I’m late to the slam movement, but I am fast falling in love. I introduced two of my classes to it this semester, and several students and I now share new poems that we find with each other. I’ll be honest though, slam poetry is risky.
Part of what defines it is the fact that it is raw emotion about painful events–and such raw emotion is rarely pretty or grammatically correct or edited for polite society. Slam poetry is equal parts performance, metaphor, pacing, story-telling, and advocacy. It will sucker punch you when you least expect it, either with its painful honesty or its biting ironic wit.
Below are five of my favorite slam poems, all of which I have played in my classroom. Yes, the language is often sailor-like and salty, but that’s part of their power. Slam poetry is about letting go, and letting people who don’t know your pain or frustration share it.
(1) Taylor Mail: If you’re a teacher, and you haven’t been privvy to Taylor Mali’s “What Teacher’s Make,” you’ll want to bookmark this and watch it about halfway through test season (what we used to call ‘spring.’) It’s statement of what teachers really do, and what we really make. Mali’s other work is great, but as a middle school teacher, he sums up why we do what we do, and does it with power and pizazz. Here’s the text of it, but you MUST watch him perform it. Goosebumps. I promise. (You can find Mali on Twitter at @

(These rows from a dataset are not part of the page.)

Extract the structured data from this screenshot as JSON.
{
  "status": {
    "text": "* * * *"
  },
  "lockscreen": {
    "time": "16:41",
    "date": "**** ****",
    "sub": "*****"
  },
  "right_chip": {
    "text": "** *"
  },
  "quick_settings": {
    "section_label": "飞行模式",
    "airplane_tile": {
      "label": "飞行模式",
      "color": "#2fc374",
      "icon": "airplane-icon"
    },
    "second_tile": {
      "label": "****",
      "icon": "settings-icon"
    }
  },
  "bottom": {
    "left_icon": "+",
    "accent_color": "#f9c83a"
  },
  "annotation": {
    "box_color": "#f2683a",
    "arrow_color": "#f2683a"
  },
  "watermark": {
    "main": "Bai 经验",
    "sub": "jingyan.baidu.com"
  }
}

(2) Janette McGhee Watson: If you’ve ever wanted to wander through a woman’s head and find out what heartbreak and weak and absent fathers do to our psyches, “I Waited for You” by Janette McGhee Watson will take you there. Unapologetically and artistically, her poem is her wedding vows, and they are forceful and brutally honest. I have so much respect for her; it’s a ten minute treatise on why she is who she is, and why she is marrying the man in front of her, and it is as beautifully painful as anything you’ll see in a long time. You’ll need to watch this a few times to get all of it, as her rapidfire word play is sometimes difficult to catch, but oh, is it ever worth it! You can find her and more of her work here.

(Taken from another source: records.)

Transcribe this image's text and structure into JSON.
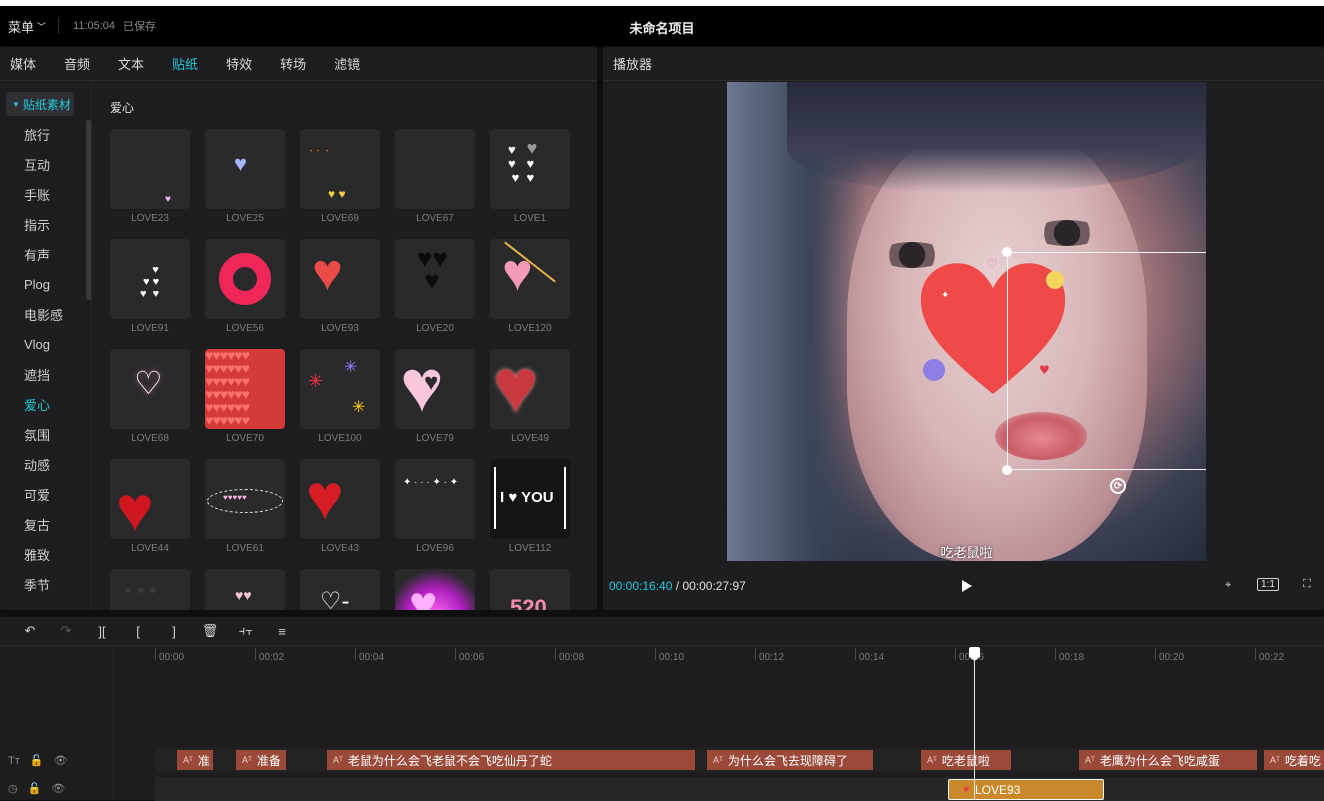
{
  "titlebar": {
    "menu": "菜单",
    "time": "11:05:04",
    "status": "已保存",
    "project": "未命名项目"
  },
  "tabs": [
    "媒体",
    "音频",
    "文本",
    "贴纸",
    "特效",
    "转场",
    "滤镜"
  ],
  "active_tab": "贴纸",
  "sidebar": {
    "header": "贴纸素材",
    "items": [
      "旅行",
      "互动",
      "手账",
      "指示",
      "有声",
      "Plog",
      "电影感",
      "Vlog",
      "遮挡",
      "爱心",
      "氛围",
      "动感",
      "可爱",
      "复古",
      "雅致",
      "季节"
    ],
    "active": "爱心"
  },
  "section_title": "爱心",
  "stickers": [
    "LOVE23",
    "LOVE25",
    "LOVE69",
    "LOVE67",
    "LOVE1",
    "LOVE91",
    "LOVE56",
    "LOVE93",
    "LOVE20",
    "LOVE120",
    "LOVE68",
    "LOVE70",
    "LOVE100",
    "LOVE79",
    "LOVE49",
    "LOVE44",
    "LOVE61",
    "LOVE43",
    "LOVE96",
    "LOVE112",
    "",
    "",
    "",
    "",
    ""
  ],
  "sticker_text": {
    "iyou": "I ♥ YOU",
    "n520": "520"
  },
  "player": {
    "title": "播放器",
    "current": "00:00:16:40",
    "separator": "/",
    "total": "00:00:27:97",
    "subtitle": "吃老鼠啦",
    "ratio": "1:1"
  },
  "timeline": {
    "ruler": [
      "00:00",
      "00:02",
      "00:04",
      "00:06",
      "00:08",
      "00:10",
      "00:12",
      "00:14",
      "00:16",
      "00:18",
      "00:20",
      "00:22"
    ],
    "text_clips": [
      "准",
      "准备",
      "老鼠为什么会飞老鼠不会飞吃仙丹了蛇",
      "为什么会飞去现障碍了",
      "吃老鼠啦",
      "老鹰为什么会飞吃咸蛋",
      "吃着吃"
    ],
    "sticker_clip": "LOVE93",
    "playhead_time": "00:16"
  },
  "colors": {
    "accent": "#22c8d8",
    "text_clip": "#9b4a3a",
    "sticker_clip": "#c9892b"
  }
}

(3) Jesse Parent – “To the Boys Who May One Day Date My Daughter” is just flat funny. Teenagers will love it because it’s a dad’s message to boys who, as the title says, may want to date his daughter. It’s a message every parent has thought at some point, and as a teacher, I think it’s a very cool thing for our kids to know that this is how we feel about them. Funny, threatening, loving, and hopeful, it’s great fun, with only a little bit of controversial content. (Jesse tweets @jesseparent.)
(4) Amina Iro and Hannah Halpern (@), the two girls who perform this poem, have taken their personal experiences and differences and made the point that those things aren’t all that important in the grand scheme of things. With the Middle East still (always?) in the forefront of the news, their poem is and likely will be, timely for a long time. Check out their take on the Arab-Israeli conflict here.

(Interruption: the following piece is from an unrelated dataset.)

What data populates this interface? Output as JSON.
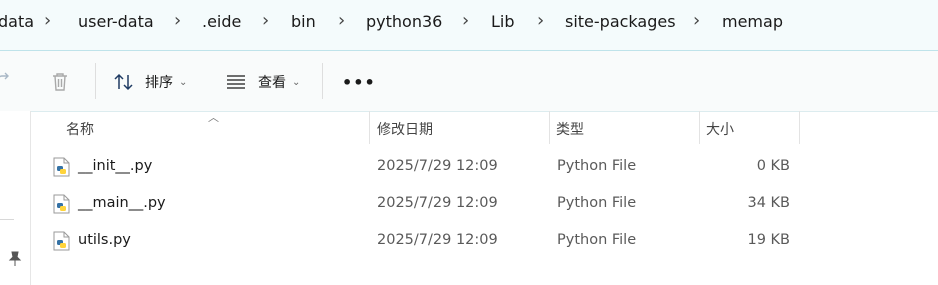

(5) As a trans-racial adoptive mom, Javon Johnson’s “cuz he’s black” broke my heart, and forced me to look at my son differently. Every person of color in the room will nod and agree, even if their white peers don’t. With so much talk about racism in the media today, it’s important to remember that you cannot dictate to another person what their own experience is. This poem helps teach that lesson. You can connect with Johnson on Twitterat @.
6. Kai Davis: This last one might require special permission to use in the classroom depending on where you are because of the ferocity of the language, but it is so worth it. Kai Davis’s “I Look Like” has a lot of f-bombs and n-words, but the message and the performance and the wordplay are near perfection. It’s about the judgement faced by smart kids of color by both their white and black peers, and how this one spunky young woman refuses to sell out to anyone. Kai tweets at @.
Slam poetry’s increasing popularity makes it an amazing classroom tool, and because of its tendency toward performance, self-evaluation and clever phrase turning, can appeal to a wide range of people. However: as a teacher, be cautious. These poems and their honesty and salty language are not for every classroom.
If I’ve missed a good one, let me know in the comments!